• **The data**

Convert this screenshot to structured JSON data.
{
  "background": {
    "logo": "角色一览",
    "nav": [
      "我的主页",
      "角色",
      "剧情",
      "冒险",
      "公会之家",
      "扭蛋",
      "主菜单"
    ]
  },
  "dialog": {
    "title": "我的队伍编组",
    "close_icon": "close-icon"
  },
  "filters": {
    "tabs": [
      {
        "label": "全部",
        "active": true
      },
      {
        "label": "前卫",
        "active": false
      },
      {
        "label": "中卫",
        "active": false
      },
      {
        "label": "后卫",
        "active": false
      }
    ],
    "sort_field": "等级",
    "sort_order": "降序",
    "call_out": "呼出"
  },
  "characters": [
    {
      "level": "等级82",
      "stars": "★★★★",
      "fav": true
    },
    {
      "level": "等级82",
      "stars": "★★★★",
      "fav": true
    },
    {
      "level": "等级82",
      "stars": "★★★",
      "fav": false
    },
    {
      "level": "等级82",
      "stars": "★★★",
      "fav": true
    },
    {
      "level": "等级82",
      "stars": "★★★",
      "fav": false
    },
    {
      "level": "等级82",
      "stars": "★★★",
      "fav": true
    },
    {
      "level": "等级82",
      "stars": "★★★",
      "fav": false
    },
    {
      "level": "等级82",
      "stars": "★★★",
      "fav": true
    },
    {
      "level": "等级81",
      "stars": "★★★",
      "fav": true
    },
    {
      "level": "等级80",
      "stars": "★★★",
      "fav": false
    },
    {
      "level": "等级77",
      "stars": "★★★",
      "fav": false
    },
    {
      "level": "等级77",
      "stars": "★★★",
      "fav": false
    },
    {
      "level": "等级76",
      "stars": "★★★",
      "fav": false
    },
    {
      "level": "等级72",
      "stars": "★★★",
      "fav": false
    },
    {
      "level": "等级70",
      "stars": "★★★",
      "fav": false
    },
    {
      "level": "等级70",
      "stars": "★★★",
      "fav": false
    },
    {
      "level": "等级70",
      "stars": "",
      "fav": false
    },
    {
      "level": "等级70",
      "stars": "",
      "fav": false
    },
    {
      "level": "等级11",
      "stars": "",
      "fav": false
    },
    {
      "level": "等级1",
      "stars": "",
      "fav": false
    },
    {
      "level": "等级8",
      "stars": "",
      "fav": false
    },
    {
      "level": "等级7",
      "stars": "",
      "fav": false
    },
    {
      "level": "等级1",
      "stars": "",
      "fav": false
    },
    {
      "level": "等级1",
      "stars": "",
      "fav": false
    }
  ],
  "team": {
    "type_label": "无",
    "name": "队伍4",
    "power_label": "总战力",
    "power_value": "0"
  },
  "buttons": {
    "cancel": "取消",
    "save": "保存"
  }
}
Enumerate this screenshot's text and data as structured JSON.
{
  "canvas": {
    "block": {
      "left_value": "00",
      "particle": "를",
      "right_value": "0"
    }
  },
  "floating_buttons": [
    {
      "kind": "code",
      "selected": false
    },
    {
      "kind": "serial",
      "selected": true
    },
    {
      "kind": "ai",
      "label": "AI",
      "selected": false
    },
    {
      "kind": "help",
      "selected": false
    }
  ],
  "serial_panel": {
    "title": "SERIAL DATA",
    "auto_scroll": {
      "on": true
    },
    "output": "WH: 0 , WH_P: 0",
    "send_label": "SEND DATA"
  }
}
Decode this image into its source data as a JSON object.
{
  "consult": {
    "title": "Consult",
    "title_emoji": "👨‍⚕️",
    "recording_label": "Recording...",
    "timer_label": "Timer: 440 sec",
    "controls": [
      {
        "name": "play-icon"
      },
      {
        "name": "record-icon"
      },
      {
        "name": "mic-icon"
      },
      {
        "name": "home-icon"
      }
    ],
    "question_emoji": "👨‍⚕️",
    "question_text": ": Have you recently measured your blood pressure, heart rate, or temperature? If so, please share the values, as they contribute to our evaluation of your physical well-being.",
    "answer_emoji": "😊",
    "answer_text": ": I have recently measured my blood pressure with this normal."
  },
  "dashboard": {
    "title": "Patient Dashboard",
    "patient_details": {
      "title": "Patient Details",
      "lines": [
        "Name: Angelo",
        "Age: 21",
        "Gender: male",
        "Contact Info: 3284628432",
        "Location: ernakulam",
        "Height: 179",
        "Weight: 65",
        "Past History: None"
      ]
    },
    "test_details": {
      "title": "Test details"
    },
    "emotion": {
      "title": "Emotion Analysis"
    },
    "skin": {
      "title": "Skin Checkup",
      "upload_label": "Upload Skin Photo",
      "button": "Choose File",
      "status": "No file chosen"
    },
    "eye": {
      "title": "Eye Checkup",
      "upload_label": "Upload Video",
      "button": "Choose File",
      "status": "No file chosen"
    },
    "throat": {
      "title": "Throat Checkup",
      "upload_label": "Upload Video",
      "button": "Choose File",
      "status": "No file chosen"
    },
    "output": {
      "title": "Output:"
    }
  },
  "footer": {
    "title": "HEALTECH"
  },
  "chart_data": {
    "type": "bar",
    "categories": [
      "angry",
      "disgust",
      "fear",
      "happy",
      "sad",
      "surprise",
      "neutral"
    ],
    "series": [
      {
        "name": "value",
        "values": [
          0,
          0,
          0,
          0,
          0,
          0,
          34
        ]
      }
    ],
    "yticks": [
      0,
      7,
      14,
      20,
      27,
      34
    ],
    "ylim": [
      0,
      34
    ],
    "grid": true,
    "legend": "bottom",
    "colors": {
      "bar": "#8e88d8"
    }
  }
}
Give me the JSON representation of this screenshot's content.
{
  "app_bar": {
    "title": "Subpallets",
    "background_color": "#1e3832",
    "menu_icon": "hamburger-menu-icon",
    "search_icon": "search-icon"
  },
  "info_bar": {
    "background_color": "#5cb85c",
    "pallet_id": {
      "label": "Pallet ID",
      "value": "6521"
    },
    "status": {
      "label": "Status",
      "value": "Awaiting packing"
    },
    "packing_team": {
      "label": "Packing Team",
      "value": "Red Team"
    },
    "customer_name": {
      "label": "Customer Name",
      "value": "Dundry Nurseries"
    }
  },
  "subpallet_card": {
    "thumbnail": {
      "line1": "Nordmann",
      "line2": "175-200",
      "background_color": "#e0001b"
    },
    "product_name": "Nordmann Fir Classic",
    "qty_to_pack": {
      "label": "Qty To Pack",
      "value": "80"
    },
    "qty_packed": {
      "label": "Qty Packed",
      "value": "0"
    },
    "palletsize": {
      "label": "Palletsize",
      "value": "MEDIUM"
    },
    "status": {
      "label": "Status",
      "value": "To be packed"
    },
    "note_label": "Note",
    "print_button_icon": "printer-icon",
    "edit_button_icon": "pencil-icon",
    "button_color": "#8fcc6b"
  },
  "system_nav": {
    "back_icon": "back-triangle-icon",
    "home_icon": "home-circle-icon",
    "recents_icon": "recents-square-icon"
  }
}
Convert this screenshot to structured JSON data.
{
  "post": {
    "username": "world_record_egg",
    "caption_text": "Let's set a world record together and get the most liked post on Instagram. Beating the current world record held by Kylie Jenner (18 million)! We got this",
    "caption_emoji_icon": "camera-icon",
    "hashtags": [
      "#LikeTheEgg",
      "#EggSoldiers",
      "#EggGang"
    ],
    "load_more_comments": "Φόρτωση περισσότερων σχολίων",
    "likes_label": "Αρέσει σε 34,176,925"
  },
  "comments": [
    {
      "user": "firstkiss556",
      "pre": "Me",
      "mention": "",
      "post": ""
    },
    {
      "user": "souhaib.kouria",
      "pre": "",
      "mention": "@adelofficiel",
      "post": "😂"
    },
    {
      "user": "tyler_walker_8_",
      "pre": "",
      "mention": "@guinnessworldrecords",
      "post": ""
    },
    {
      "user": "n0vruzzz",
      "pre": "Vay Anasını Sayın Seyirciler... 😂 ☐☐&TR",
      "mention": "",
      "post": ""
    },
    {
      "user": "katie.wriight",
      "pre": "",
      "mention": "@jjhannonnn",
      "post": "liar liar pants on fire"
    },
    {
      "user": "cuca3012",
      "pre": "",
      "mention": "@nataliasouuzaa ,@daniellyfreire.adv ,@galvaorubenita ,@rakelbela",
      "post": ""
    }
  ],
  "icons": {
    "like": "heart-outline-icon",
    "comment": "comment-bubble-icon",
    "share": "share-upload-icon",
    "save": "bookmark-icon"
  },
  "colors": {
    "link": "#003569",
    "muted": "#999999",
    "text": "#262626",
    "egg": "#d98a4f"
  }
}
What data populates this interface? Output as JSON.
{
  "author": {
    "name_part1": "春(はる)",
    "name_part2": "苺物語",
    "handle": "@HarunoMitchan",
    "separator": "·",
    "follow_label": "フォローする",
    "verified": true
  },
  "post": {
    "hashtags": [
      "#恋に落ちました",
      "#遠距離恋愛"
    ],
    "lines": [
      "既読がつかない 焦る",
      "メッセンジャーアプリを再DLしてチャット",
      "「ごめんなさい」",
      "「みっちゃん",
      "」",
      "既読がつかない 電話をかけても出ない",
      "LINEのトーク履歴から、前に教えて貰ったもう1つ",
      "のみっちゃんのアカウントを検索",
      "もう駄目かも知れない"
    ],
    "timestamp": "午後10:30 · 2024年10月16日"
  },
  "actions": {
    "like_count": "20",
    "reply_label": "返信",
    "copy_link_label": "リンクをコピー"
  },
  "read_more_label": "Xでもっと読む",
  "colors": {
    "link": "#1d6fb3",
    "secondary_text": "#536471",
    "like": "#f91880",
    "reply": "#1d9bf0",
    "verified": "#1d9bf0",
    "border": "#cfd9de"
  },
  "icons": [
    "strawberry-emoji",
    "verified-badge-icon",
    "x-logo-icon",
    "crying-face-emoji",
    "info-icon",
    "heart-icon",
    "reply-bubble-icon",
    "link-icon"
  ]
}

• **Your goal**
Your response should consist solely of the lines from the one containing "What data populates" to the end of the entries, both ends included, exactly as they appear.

• **Your response**
What data populates this interface? Output as JSON.
{
  "author": {
    "name_part1": "春(はる)",
    "name_part2": "苺物語",
    "handle": "@HarunoMitchan",
    "separator": "·",
    "follow_label": "フォローする",
    "verified": true
  },
  "post": {
    "hashtags": [
      "#恋に落ちました",
      "#遠距離恋愛"
    ],
    "lines": [
      "既読がつかない 焦る",
      "メッセンジャーアプリを再DLしてチャット",
      "「ごめんなさい」",
      "「みっちゃん",
      "」",
      "既読がつかない 電話をかけても出ない",
      "LINEのトーク履歴から、前に教えて貰ったもう1つ",
      "のみっちゃんのアカウントを検索",
      "もう駄目かも知れない"
    ],
    "timestamp": "午後10:30 · 2024年10月16日"
  },
  "actions": {
    "like_count": "20",
    "reply_label": "返信",
    "copy_link_label": "リンクをコピー"
  },
  "read_more_label": "Xでもっと読む",
  "colors": {
    "link": "#1d6fb3",
    "secondary_text": "#536471",
    "like": "#f91880",
    "reply": "#1d9bf0",
    "verified": "#1d9bf0",
    "border": "#cfd9de"
  },
  "icons": [
    "strawberry-emoji",
    "verified-badge-icon",
    "x-logo-icon",
    "crying-face-emoji",
    "info-icon",
    "heart-icon",
    "reply-bubble-icon",
    "link-icon"
  ]
}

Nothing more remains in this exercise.